Chief Deputy Dan Kontos said the term “chain gang” is only a euphemism, and inmates would not actually be chained together.
By Jacob Mathias
While often seen in prison escape films, the chain gang is not a common sight on Portage County roads- but they soon could be.
At a Portage County Public Safety/Emergency Management Committee meeting on Wednesday, Portage County Sheriff Mike Lukas announced his office is in the process of instituting a chain gang program for some of its inmates.
“It was talked about years ago. I know that other surrounding counties have used it,” said Lukas. “I just felt that we have a lot of beautiful countryside roads that can use some cleanup and I think that what we can do is offer these non-violent inmates who don’t have jobs [and] are in our Huber facility an opportunity get out, clean the roads, do some community service and reduce some jail time by doing this.”

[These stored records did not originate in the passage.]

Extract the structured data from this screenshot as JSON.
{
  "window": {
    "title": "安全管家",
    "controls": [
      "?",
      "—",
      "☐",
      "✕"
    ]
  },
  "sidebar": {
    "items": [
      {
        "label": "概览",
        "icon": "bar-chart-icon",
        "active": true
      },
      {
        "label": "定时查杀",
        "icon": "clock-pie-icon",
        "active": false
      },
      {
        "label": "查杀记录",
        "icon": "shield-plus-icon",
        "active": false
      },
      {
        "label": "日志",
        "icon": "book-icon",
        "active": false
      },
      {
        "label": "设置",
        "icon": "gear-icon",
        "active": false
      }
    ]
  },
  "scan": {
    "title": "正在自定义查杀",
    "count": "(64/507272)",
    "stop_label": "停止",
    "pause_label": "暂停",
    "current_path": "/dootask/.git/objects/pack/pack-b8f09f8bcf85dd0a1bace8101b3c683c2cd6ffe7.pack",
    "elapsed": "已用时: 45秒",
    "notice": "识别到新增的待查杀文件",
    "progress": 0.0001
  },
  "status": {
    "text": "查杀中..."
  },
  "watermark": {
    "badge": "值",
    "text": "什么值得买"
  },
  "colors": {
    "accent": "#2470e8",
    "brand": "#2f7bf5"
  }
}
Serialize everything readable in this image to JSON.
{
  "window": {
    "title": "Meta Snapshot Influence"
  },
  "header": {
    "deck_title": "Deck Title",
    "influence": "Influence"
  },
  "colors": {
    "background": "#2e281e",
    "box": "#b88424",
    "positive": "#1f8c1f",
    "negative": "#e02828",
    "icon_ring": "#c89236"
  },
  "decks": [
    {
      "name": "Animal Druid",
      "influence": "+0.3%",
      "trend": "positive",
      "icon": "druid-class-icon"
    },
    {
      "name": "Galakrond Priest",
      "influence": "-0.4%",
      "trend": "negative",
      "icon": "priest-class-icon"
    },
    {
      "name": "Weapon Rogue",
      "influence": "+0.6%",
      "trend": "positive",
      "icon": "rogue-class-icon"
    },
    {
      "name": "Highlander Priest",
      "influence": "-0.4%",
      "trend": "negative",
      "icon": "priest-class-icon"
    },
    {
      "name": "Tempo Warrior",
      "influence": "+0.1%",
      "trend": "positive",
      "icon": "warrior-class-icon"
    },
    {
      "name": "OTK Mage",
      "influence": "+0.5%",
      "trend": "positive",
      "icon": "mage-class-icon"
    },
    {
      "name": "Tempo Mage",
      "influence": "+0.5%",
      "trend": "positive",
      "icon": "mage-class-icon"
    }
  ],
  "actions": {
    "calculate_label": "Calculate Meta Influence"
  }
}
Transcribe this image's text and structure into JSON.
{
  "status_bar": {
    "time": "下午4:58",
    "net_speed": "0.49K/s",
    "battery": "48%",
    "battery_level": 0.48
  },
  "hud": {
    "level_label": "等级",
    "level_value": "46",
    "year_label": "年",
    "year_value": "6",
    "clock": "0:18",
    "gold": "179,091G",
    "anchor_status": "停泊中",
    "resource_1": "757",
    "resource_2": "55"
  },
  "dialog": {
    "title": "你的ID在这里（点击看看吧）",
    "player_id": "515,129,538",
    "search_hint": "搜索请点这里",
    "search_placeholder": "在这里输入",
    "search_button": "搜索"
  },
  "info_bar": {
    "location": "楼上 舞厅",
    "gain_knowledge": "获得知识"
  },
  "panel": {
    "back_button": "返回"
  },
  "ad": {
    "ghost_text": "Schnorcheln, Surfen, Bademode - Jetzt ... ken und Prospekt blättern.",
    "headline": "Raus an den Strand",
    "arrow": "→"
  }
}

Portage County Board Chairman Phil Idsvoog said it’s the first he’s heard of a chain gang being used in the county.
“If you can make people do something productive I’m all for that,” said Idsvoog.
Lukas said every eight hours of community service performed by an inmate will count as one day of jail time.
The state’s Huber Law allows county jail inmates to leave confinement for their job or to seek employment, but only if they meet certain requirements.
“We’re not putting out violent offenders. We’re putting out people that actually could be out in the community working if they had jobs. But they don’t have jobs,” said Lukas. “This is just an opportunity to be out there and be productive.”
“These are inmates we’d let out the front door to go to work every day and they’d come back when the job is done. It’s those kind of offenders that’ll be out there,” said Chief Deputy Dan Kontos.
Lukas said the crews will work in groups of 5-6 inmates with one sheriff’s deputy for supervision. The chain gangs will wear bright orange vests that reading “inmate”, he said, and signs will be posted along roadways indicating an inmate work zone and instructing traffic not to stop.
Kontos said there are no additional costs to institute the program and the number of chain gangs will depend on total inmates and supervisor availability.
Kontos also said the term “chain gang” is a euphemism, and inmates would not actually be chained together. But in a reference to chain gang movies of the 1970’s, he also joked Sheriff Lukas would consider donning mirrored glasses and overseeing the work crews from horseback.
The next Public Safety/Emergency Management Committee meeting is June 24 at 7 AM.